* _Excerpts from an interface dataset_:

>>>

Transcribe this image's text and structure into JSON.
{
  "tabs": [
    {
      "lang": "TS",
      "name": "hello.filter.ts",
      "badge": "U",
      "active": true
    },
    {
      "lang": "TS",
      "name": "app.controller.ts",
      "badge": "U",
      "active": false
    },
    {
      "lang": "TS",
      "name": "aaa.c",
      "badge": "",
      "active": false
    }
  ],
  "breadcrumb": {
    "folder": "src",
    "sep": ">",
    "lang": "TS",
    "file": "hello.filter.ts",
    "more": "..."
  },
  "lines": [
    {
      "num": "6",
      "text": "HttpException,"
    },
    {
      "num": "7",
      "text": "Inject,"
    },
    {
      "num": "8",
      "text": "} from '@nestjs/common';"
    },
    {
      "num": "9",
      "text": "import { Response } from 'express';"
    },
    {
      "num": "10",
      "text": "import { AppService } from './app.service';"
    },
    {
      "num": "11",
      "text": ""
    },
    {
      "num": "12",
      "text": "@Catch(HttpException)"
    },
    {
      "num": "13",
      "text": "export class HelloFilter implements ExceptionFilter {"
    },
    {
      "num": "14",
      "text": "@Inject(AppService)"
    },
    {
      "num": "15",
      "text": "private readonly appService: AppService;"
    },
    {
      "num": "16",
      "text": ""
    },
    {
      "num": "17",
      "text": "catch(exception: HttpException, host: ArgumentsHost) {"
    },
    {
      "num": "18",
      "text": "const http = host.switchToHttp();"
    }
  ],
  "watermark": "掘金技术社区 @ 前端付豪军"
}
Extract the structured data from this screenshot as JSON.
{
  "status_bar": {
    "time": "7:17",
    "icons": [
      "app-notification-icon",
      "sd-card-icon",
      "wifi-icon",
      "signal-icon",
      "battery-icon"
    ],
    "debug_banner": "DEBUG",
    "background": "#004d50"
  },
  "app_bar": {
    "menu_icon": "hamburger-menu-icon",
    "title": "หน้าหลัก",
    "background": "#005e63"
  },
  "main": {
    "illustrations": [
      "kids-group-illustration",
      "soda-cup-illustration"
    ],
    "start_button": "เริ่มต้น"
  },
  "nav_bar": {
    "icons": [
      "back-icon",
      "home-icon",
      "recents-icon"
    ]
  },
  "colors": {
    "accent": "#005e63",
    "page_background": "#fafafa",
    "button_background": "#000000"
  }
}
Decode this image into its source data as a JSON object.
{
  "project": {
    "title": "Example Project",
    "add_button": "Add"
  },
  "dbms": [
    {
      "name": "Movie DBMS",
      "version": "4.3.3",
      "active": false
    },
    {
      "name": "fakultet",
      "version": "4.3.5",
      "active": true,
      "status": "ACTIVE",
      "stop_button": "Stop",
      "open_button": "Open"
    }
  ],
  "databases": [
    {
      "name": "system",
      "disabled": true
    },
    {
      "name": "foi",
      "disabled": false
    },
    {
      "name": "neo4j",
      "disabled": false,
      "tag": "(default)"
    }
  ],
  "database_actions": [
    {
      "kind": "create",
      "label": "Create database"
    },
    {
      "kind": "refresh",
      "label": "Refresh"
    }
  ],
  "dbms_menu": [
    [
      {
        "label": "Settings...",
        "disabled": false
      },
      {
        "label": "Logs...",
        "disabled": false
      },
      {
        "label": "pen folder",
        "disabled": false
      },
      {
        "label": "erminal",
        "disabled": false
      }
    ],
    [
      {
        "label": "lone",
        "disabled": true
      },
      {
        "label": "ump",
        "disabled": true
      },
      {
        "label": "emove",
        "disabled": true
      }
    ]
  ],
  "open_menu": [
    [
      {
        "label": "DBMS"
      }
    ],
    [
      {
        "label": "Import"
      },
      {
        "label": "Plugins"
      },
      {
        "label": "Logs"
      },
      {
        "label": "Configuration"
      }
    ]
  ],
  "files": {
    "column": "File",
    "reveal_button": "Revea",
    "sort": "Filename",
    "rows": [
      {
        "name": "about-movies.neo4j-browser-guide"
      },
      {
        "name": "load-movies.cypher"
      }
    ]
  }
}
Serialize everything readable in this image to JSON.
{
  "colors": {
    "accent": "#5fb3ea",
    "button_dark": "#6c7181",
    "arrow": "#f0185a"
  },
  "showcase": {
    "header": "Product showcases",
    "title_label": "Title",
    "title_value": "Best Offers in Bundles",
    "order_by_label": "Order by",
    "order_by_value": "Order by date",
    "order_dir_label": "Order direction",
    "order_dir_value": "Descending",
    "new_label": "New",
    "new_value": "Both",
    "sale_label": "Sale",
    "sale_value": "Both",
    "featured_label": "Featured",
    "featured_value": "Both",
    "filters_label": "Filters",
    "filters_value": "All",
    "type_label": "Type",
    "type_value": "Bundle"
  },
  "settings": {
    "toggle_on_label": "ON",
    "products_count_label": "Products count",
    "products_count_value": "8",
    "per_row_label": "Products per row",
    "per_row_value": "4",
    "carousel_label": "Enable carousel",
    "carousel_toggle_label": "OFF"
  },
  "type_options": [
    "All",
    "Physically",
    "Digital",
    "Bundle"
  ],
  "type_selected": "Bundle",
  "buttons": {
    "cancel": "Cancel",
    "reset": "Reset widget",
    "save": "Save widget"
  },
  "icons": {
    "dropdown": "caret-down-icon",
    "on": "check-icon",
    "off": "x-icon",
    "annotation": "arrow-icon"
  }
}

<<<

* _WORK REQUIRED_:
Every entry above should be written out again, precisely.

* _EXPECTED ANSWER_:
Transcribe this image's text and structure into JSON.
{
  "tabs": [
    {
      "lang": "TS",
      "name": "hello.filter.ts",
      "badge": "U",
      "active": true
    },
    {
      "lang": "TS",
      "name": "app.controller.ts",
      "badge": "U",
      "active": false
    },
    {
      "lang": "TS",
      "name": "aaa.c",
      "badge": "",
      "active": false
    }
  ],
  "breadcrumb": {
    "folder": "src",
    "sep": ">",
    "lang": "TS",
    "file": "hello.filter.ts",
    "more": "..."
  },
  "lines": [
    {
      "num": "6",
      "text": "HttpException,"
    },
    {
      "num": "7",
      "text": "Inject,"
    },
    {
      "num": "8",
      "text": "} from '@nestjs/common';"
    },
    {
      "num": "9",
      "text": "import { Response } from 'express';"
    },
    {
      "num": "10",
      "text": "import { AppService } from './app.service';"
    },
    {
      "num": "11",
      "text": ""
    },
    {
      "num": "12",
      "text": "@Catch(HttpException)"
    },
    {
      "num": "13",
      "text": "export class HelloFilter implements ExceptionFilter {"
    },
    {
      "num": "14",
      "text": "@Inject(AppService)"
    },
    {
      "num": "15",
      "text": "private readonly appService: AppService;"
    },
    {
      "num": "16",
      "text": ""
    },
    {
      "num": "17",
      "text": "catch(exception: HttpException, host: ArgumentsHost) {"
    },
    {
      "num": "18",
      "text": "const http = host.switchToHttp();"
    }
  ],
  "watermark": "掘金技术社区 @ 前端付豪军"
}
Extract the structured data from this screenshot as JSON.
{
  "status_bar": {
    "time": "7:17",
    "icons": [
      "app-notification-icon",
      "sd-card-icon",
      "wifi-icon",
      "signal-icon",
      "battery-icon"
    ],
    "debug_banner": "DEBUG",
    "background": "#004d50"
  },
  "app_bar": {
    "menu_icon": "hamburger-menu-icon",
    "title": "หน้าหลัก",
    "background": "#005e63"
  },
  "main": {
    "illustrations": [
      "kids-group-illustration",
      "soda-cup-illustration"
    ],
    "start_button": "เริ่มต้น"
  },
  "nav_bar": {
    "icons": [
      "back-icon",
      "home-icon",
      "recents-icon"
    ]
  },
  "colors": {
    "accent": "#005e63",
    "page_background": "#fafafa",
    "button_background": "#000000"
  }
}
Decode this image into its source data as a JSON object.
{
  "project": {
    "title": "Example Project",
    "add_button": "Add"
  },
  "dbms": [
    {
      "name": "Movie DBMS",
      "version": "4.3.3",
      "active": false
    },
    {
      "name": "fakultet",
      "version": "4.3.5",
      "active": true,
      "status": "ACTIVE",
      "stop_button": "Stop",
      "open_button": "Open"
    }
  ],
  "databases": [
    {
      "name": "system",
      "disabled": true
    },
    {
      "name": "foi",
      "disabled": false
    },
    {
      "name": "neo4j",
      "disabled": false,
      "tag": "(default)"
    }
  ],
  "database_actions": [
    {
      "kind": "create",
      "label": "Create database"
    },
    {
      "kind": "refresh",
      "label": "Refresh"
    }
  ],
  "dbms_menu": [
    [
      {
        "label": "Settings...",
        "disabled": false
      },
      {
        "label": "Logs...",
        "disabled": false
      },
      {
        "label": "pen folder",
        "disabled": false
      },
      {
        "label": "erminal",
        "disabled": false
      }
    ],
    [
      {
        "label": "lone",
        "disabled": true
      },
      {
        "label": "ump",
        "disabled": true
      },
      {
        "label": "emove",
        "disabled": true
      }
    ]
  ],
  "open_menu": [
    [
      {
        "label": "DBMS"
      }
    ],
    [
      {
        "label": "Import"
      },
      {
        "label": "Plugins"
      },
      {
        "label": "Logs"
      },
      {
        "label": "Configuration"
      }
    ]
  ],
  "files": {
    "column": "File",
    "reveal_button": "Revea",
    "sort": "Filename",
    "rows": [
      {
        "name": "about-movies.neo4j-browser-guide"
      },
      {
        "name": "load-movies.cypher"
      }
    ]
  }
}
Serialize everything readable in this image to JSON.
{
  "colors": {
    "accent": "#5fb3ea",
    "button_dark": "#6c7181",
    "arrow": "#f0185a"
  },
  "showcase": {
    "header": "Product showcases",
    "title_label": "Title",
    "title_value": "Best Offers in Bundles",
    "order_by_label": "Order by",
    "order_by_value": "Order by date",
    "order_dir_label": "Order direction",
    "order_dir_value": "Descending",
    "new_label": "New",
    "new_value": "Both",
    "sale_label": "Sale",
    "sale_value": "Both",
    "featured_label": "Featured",
    "featured_value": "Both",
    "filters_label": "Filters",
    "filters_value": "All",
    "type_label": "Type",
    "type_value": "Bundle"
  },
  "settings": {
    "toggle_on_label": "ON",
    "products_count_label": "Products count",
    "products_count_value": "8",
    "per_row_label": "Products per row",
    "per_row_value": "4",
    "carousel_label": "Enable carousel",
    "carousel_toggle_label": "OFF"
  },
  "type_options": [
    "All",
    "Physically",
    "Digital",
    "Bundle"
  ],
  "type_selected": "Bundle",
  "buttons": {
    "cancel": "Cancel",
    "reset": "Reset widget",
    "save": "Save widget"
  },
  "icons": {
    "dropdown": "caret-down-icon",
    "on": "check-icon",
    "off": "x-icon",
    "annotation": "arrow-icon"
  }
}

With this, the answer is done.